:: WORK REQUEST ::
Each line below needs to be repeated precisely as it is.

:: STUDY MATERIAL ::
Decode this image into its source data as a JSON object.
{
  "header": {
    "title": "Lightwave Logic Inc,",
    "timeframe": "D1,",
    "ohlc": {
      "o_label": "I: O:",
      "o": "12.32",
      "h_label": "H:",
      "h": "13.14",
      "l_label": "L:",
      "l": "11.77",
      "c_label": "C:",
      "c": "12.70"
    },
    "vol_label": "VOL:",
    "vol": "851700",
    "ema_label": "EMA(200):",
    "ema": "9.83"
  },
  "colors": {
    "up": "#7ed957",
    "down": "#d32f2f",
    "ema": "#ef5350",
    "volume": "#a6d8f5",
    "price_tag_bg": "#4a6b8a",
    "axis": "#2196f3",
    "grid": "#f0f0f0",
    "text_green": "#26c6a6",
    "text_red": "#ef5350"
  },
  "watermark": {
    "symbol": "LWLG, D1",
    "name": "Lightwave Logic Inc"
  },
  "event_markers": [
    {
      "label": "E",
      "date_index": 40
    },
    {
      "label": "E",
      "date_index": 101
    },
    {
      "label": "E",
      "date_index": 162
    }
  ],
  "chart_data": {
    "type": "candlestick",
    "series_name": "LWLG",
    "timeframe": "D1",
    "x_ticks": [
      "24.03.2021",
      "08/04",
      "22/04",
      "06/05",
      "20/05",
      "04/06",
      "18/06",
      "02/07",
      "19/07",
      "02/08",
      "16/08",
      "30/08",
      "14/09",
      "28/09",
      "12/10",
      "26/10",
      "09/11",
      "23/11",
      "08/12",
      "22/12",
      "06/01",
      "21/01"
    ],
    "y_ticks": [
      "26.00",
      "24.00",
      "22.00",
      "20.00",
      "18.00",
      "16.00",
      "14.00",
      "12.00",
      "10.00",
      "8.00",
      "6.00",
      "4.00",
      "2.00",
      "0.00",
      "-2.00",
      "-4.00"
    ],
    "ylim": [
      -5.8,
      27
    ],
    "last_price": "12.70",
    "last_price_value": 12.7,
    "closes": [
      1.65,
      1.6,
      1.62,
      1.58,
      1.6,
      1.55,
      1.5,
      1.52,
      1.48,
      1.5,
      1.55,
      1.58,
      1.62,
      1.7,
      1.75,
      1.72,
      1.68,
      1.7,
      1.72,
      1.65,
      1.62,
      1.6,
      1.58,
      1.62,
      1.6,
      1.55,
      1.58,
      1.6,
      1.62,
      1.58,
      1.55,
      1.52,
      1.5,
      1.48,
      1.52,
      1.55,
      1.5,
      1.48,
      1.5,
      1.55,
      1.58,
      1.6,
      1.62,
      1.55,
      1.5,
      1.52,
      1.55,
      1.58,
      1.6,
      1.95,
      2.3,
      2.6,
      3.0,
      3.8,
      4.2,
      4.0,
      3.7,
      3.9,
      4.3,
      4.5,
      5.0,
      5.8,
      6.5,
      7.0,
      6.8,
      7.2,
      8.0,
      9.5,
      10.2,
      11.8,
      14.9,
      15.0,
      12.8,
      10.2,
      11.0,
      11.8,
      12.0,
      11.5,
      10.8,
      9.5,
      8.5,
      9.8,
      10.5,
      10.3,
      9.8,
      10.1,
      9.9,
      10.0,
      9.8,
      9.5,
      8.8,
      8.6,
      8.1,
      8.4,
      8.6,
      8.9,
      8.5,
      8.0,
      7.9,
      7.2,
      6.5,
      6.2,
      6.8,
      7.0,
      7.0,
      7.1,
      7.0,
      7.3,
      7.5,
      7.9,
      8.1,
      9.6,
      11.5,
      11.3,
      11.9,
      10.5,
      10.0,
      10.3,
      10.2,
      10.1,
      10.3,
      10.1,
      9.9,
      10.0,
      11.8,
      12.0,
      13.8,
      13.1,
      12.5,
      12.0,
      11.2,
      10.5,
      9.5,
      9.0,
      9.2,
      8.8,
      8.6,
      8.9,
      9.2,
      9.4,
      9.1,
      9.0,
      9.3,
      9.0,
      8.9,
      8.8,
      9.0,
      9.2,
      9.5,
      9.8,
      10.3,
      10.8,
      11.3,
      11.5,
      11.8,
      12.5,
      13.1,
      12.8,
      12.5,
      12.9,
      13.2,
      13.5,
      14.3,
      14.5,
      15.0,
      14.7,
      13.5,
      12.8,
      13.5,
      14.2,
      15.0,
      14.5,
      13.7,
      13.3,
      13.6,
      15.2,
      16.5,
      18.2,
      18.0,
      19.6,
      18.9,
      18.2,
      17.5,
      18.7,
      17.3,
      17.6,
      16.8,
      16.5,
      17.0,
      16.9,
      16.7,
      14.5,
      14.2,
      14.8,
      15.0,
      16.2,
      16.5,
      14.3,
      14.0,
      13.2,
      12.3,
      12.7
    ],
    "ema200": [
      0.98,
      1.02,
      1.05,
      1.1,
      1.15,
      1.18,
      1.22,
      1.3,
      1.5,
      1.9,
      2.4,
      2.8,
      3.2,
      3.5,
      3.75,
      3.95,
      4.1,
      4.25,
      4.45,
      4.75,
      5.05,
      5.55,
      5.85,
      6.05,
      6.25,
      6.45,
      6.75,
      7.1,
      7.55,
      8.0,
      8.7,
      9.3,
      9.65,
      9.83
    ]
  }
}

:: SOLUTION ::
Decode this image into its source data as a JSON object.
{
  "header": {
    "title": "Lightwave Logic Inc,",
    "timeframe": "D1,",
    "ohlc": {
      "o_label": "I: O:",
      "o": "12.32",
      "h_label": "H:",
      "h": "13.14",
      "l_label": "L:",
      "l": "11.77",
      "c_label": "C:",
      "c": "12.70"
    },
    "vol_label": "VOL:",
    "vol": "851700",
    "ema_label": "EMA(200):",
    "ema": "9.83"
  },
  "colors": {
    "up": "#7ed957",
    "down": "#d32f2f",
    "ema": "#ef5350",
    "volume": "#a6d8f5",
    "price_tag_bg": "#4a6b8a",
    "axis": "#2196f3",
    "grid": "#f0f0f0",
    "text_green": "#26c6a6",
    "text_red": "#ef5350"
  },
  "watermark": {
    "symbol": "LWLG, D1",
    "name": "Lightwave Logic Inc"
  },
  "event_markers": [
    {
      "label": "E",
      "date_index": 40
    },
    {
      "label": "E",
      "date_index": 101
    },
    {
      "label": "E",
      "date_index": 162
    }
  ],
  "chart_data": {
    "type": "candlestick",
    "series_name": "LWLG",
    "timeframe": "D1",
    "x_ticks": [
      "24.03.2021",
      "08/04",
      "22/04",
      "06/05",
      "20/05",
      "04/06",
      "18/06",
      "02/07",
      "19/07",
      "02/08",
      "16/08",
      "30/08",
      "14/09",
      "28/09",
      "12/10",
      "26/10",
      "09/11",
      "23/11",
      "08/12",
      "22/12",
      "06/01",
      "21/01"
    ],
    "y_ticks": [
      "26.00",
      "24.00",
      "22.00",
      "20.00",
      "18.00",
      "16.00",
      "14.00",
      "12.00",
      "10.00",
      "8.00",
      "6.00",
      "4.00",
      "2.00",
      "0.00",
      "-2.00",
      "-4.00"
    ],
    "ylim": [
      -5.8,
      27
    ],
    "last_price": "12.70",
    "last_price_value": 12.7,
    "closes": [
      1.65,
      1.6,
      1.62,
      1.58,
      1.6,
      1.55,
      1.5,
      1.52,
      1.48,
      1.5,
      1.55,
      1.58,
      1.62,
      1.7,
      1.75,
      1.72,
      1.68,
      1.7,
      1.72,
      1.65,
      1.62,
      1.6,
      1.58,
      1.62,
      1.6,
      1.55,
      1.58,
      1.6,
      1.62,
      1.58,
      1.55,
      1.52,
      1.5,
      1.48,
      1.52,
      1.55,
      1.5,
      1.48,
      1.5,
      1.55,
      1.58,
      1.6,
      1.62,
      1.55,
      1.5,
      1.52,
      1.55,
      1.58,
      1.6,
      1.95,
      2.3,
      2.6,
      3.0,
      3.8,
      4.2,
      4.0,
      3.7,
      3.9,
      4.3,
      4.5,
      5.0,
      5.8,
      6.5,
      7.0,
      6.8,
      7.2,
      8.0,
      9.5,
      10.2,
      11.8,
      14.9,
      15.0,
      12.8,
      10.2,
      11.0,
      11.8,
      12.0,
      11.5,
      10.8,
      9.5,
      8.5,
      9.8,
      10.5,
      10.3,
      9.8,
      10.1,
      9.9,
      10.0,
      9.8,
      9.5,
      8.8,
      8.6,
      8.1,
      8.4,
      8.6,
      8.9,
      8.5,
      8.0,
      7.9,
      7.2,
      6.5,
      6.2,
      6.8,
      7.0,
      7.0,
      7.1,
      7.0,
      7.3,
      7.5,
      7.9,
      8.1,
      9.6,
      11.5,
      11.3,
      11.9,
      10.5,
      10.0,
      10.3,
      10.2,
      10.1,
      10.3,
      10.1,
      9.9,
      10.0,
      11.8,
      12.0,
      13.8,
      13.1,
      12.5,
      12.0,
      11.2,
      10.5,
      9.5,
      9.0,
      9.2,
      8.8,
      8.6,
      8.9,
      9.2,
      9.4,
      9.1,
      9.0,
      9.3,
      9.0,
      8.9,
      8.8,
      9.0,
      9.2,
      9.5,
      9.8,
      10.3,
      10.8,
      11.3,
      11.5,
      11.8,
      12.5,
      13.1,
      12.8,
      12.5,
      12.9,
      13.2,
      13.5,
      14.3,
      14.5,
      15.0,
      14.7,
      13.5,
      12.8,
      13.5,
      14.2,
      15.0,
      14.5,
      13.7,
      13.3,
      13.6,
      15.2,
      16.5,
      18.2,
      18.0,
      19.6,
      18.9,
      18.2,
      17.5,
      18.7,
      17.3,
      17.6,
      16.8,
      16.5,
      17.0,
      16.9,
      16.7,
      14.5,
      14.2,
      14.8,
      15.0,
      16.2,
      16.5,
      14.3,
      14.0,
      13.2,
      12.3,
      12.7
    ],
    "ema200": [
      0.98,
      1.02,
      1.05,
      1.1,
      1.15,
      1.18,
      1.22,
      1.3,
      1.5,
      1.9,
      2.4,
      2.8,
      3.2,
      3.5,
      3.75,
      3.95,
      4.1,
      4.25,
      4.45,
      4.75,
      5.05,
      5.55,
      5.85,
      6.05,
      6.25,
      6.45,
      6.75,
      7.1,
      7.55,
      8.0,
      8.7,
      9.3,
      9.65,
      9.83
    ]
  }
}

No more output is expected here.